I'm not sure if these are two independent suits, or flipsides of the same suit, but it reads like they are independent, which I think would make sense. They can be filed independently, and then that gives him two shots to win. Can an MGoLawyer confirm if that makes sense? Filing two separate lawsuits that each have the same final aim if there is a separate legal tennent for filing each one?
Evidently, McQueary was shocked to find out he was the ONLY member of the football coaching staff A: not offered a chance to interview for his old job under the new head coach, and B: to not have his legal fees covered by the university.
Now, the legal fees thing might not have merrit, because as I recall, McQueary electeed to get his own laywer rather than be represented by the university, because he feared the legal association (I could be wrong on that.
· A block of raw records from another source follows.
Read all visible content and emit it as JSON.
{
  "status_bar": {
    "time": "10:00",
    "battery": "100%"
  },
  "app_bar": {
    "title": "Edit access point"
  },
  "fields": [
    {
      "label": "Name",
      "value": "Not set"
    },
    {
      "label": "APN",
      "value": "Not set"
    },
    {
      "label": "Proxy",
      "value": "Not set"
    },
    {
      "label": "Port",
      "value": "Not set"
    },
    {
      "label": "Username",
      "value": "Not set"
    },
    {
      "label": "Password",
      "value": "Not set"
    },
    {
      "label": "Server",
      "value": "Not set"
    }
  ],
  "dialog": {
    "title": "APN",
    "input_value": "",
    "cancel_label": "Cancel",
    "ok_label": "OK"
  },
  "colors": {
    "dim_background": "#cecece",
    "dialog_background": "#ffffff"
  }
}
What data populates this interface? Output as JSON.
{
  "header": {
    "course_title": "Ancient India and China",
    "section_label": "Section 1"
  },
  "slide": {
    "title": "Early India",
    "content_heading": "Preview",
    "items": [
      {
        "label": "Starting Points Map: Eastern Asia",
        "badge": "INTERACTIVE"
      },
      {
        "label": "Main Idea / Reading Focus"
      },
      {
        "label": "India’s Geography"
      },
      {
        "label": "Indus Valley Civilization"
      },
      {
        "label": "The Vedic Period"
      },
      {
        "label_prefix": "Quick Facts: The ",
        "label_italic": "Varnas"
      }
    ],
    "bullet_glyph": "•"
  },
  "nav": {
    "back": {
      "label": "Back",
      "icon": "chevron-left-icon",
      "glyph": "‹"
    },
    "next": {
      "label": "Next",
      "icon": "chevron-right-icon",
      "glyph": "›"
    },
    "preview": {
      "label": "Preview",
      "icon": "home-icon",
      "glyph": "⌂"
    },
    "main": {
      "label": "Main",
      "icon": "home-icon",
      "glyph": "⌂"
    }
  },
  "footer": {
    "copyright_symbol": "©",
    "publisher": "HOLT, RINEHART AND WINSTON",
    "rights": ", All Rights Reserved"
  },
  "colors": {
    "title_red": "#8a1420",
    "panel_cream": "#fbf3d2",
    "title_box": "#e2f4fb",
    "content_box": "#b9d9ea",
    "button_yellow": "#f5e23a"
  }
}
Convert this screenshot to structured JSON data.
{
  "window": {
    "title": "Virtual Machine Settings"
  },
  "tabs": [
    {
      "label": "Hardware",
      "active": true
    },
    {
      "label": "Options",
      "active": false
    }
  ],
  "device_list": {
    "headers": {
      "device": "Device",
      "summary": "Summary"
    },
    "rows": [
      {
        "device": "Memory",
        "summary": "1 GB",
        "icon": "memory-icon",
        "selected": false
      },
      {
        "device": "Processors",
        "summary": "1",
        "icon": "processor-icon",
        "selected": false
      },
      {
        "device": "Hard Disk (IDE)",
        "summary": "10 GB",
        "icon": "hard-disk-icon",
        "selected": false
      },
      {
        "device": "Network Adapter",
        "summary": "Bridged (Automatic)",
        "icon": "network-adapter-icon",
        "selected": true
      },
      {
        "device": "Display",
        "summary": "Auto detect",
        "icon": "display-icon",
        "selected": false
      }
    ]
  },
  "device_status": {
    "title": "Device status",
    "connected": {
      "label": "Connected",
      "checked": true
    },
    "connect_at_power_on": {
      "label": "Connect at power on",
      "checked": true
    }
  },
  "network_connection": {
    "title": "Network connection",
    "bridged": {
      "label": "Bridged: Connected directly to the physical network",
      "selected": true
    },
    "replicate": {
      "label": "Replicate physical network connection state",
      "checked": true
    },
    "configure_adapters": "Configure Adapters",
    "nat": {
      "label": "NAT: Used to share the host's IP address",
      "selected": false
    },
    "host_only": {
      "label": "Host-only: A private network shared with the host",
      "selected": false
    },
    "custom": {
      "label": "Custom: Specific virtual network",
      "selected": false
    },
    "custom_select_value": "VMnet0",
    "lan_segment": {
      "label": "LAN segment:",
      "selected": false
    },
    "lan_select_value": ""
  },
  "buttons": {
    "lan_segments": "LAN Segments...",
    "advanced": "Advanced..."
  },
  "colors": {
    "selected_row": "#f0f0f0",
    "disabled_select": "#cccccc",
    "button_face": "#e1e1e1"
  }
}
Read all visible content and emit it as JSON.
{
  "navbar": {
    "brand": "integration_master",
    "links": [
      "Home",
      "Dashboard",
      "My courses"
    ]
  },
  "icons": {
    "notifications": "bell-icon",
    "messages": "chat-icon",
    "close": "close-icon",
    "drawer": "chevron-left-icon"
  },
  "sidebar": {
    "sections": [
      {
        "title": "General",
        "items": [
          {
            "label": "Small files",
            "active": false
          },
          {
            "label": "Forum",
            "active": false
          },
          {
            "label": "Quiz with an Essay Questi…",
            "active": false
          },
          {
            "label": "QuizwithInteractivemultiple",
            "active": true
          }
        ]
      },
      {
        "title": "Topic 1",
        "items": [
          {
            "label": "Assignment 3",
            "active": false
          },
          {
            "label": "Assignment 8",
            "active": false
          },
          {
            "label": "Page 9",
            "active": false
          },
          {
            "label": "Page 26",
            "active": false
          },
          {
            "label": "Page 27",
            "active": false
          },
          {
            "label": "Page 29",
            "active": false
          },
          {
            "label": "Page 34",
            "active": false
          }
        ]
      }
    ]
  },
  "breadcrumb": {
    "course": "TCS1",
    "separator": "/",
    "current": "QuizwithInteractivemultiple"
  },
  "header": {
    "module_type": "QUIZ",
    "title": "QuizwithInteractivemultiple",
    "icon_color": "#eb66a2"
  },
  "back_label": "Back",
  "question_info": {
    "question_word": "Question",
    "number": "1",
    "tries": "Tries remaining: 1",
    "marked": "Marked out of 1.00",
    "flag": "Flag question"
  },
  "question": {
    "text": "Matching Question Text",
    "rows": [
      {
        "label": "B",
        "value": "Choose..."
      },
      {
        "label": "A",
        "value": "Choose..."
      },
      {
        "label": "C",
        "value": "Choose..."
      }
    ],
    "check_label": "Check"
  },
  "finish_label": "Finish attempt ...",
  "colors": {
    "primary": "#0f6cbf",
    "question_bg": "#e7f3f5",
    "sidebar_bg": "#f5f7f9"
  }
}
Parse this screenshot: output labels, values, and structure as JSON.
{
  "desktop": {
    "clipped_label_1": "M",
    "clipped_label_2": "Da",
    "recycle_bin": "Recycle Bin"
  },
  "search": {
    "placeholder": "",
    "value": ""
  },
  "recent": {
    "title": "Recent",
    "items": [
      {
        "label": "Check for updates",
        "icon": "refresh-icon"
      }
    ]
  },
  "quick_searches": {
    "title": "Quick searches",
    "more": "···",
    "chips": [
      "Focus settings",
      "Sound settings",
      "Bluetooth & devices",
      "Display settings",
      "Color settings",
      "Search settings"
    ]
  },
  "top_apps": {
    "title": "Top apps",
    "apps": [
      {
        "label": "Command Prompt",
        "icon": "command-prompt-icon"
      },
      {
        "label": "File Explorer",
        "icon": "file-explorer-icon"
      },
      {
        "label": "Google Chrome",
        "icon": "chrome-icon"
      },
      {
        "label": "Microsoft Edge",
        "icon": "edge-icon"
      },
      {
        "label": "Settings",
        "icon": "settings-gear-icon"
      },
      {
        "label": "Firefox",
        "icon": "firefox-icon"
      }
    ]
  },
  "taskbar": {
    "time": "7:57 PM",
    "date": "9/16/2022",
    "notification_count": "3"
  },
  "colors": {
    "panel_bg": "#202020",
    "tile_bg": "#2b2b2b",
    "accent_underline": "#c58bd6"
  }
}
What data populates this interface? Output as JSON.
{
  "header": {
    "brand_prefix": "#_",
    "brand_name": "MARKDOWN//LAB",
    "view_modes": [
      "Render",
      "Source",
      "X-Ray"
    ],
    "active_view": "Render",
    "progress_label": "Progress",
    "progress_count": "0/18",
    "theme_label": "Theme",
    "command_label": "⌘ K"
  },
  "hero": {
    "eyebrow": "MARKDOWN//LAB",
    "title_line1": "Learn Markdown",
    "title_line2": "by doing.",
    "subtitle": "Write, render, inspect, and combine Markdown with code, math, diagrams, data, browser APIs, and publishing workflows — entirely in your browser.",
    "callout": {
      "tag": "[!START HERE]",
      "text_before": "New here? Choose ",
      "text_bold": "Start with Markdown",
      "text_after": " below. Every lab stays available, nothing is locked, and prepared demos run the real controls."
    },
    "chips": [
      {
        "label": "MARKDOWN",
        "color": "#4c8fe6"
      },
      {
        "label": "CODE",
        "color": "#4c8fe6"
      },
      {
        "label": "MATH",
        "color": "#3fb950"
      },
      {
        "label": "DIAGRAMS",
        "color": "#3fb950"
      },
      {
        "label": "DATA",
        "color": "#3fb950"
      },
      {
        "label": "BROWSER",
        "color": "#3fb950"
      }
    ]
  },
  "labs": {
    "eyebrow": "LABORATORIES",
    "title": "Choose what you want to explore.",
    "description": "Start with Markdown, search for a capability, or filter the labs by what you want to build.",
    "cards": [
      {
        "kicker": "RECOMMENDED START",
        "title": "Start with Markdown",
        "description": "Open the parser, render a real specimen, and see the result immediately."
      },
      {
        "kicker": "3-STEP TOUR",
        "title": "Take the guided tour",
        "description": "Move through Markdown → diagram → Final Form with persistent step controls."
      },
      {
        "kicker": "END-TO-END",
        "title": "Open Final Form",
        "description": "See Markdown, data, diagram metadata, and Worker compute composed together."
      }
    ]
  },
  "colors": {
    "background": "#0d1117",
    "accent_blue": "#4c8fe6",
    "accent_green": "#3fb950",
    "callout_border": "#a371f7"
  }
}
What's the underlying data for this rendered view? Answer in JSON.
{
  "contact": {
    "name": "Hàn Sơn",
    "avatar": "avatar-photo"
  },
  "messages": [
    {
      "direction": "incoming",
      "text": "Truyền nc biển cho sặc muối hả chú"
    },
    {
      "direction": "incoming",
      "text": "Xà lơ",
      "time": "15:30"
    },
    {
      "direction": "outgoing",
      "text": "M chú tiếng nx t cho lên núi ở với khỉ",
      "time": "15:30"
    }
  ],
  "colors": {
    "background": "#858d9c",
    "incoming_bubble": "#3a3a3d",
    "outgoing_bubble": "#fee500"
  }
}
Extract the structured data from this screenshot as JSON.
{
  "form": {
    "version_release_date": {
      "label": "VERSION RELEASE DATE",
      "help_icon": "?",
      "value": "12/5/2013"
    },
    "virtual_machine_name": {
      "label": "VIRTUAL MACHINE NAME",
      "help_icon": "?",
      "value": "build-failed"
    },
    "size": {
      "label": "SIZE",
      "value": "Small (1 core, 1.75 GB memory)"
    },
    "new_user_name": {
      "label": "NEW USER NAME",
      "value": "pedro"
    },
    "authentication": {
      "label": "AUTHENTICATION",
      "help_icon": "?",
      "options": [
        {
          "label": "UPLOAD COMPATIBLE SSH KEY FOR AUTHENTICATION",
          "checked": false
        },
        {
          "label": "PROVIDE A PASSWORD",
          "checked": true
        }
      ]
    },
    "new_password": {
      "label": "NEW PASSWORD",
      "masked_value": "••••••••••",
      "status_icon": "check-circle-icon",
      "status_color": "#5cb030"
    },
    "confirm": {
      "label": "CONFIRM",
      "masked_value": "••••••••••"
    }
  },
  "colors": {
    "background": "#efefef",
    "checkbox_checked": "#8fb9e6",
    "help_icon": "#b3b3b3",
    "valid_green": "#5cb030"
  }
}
I can't find a source that confirms it). However, if the univeristy paid for anybody else's independent lawyers, then that ones got legs.
The other issue, not being interviewed for his old job under a new coach, leaves them with no legal recourse, I think. If they had made a clean break, and told everybody from the old staff, "We're cleaning house, 100%", they might be okay. But to only leave him out? Do they not have a legal staff in their HR department over there?
Seeking: $4 Million, Legal Fees
In this case, McQueary states that the Three Stooges - Spanier, Curley and Shulltz, worked together in public and behind university closed doors to discredit McQueary and make him a scapegoat and clearly indicated on several occasions that McQueary was a liar. He claims that this has ruined his reputation for honesty and dedication in the local and higher-education communities.
Seeking: $4 Million, Reinstatement, Lost Bowl Bonus, Legal Fees, Back Pay and Benefits
Well folks, we hadn't heard from the Paterno family for a few days, but fear not, they are back at it. This time, they are requesting a review of the NCAA sanctions. Where this could lead is somewhat interesting in that they seem to be able, depending upon how the NCAA responds, to take them to court.
I believe this isthe pertinent portion of their position and where it might lead:
"Sollers argues in the letter that the NCAA was wrong to suspend its usual infractions committee procedures and accept the findings of the Penn State-commissioned Freeh Report. The report by former FBI director Louis B. Freeh found that Paterno, former Penn State president Graham Spanier, athletic director Tim Curley and vice president Gary Schultz concealed the activities of Sandusky, who was convicted by a jury on June 22 of 45 counts of child sexual abuse.
NCAA spokesman Bob Williams did not immediately respond to a request for a comment. But if the NCAA rejects the request for an appeal hearing, the Paterno family could use the request as the basis for legal action against the NCAA."
/Edit I also came across a very interesting piece on the negotiations between Penn State and the NCAA - long but worth the read: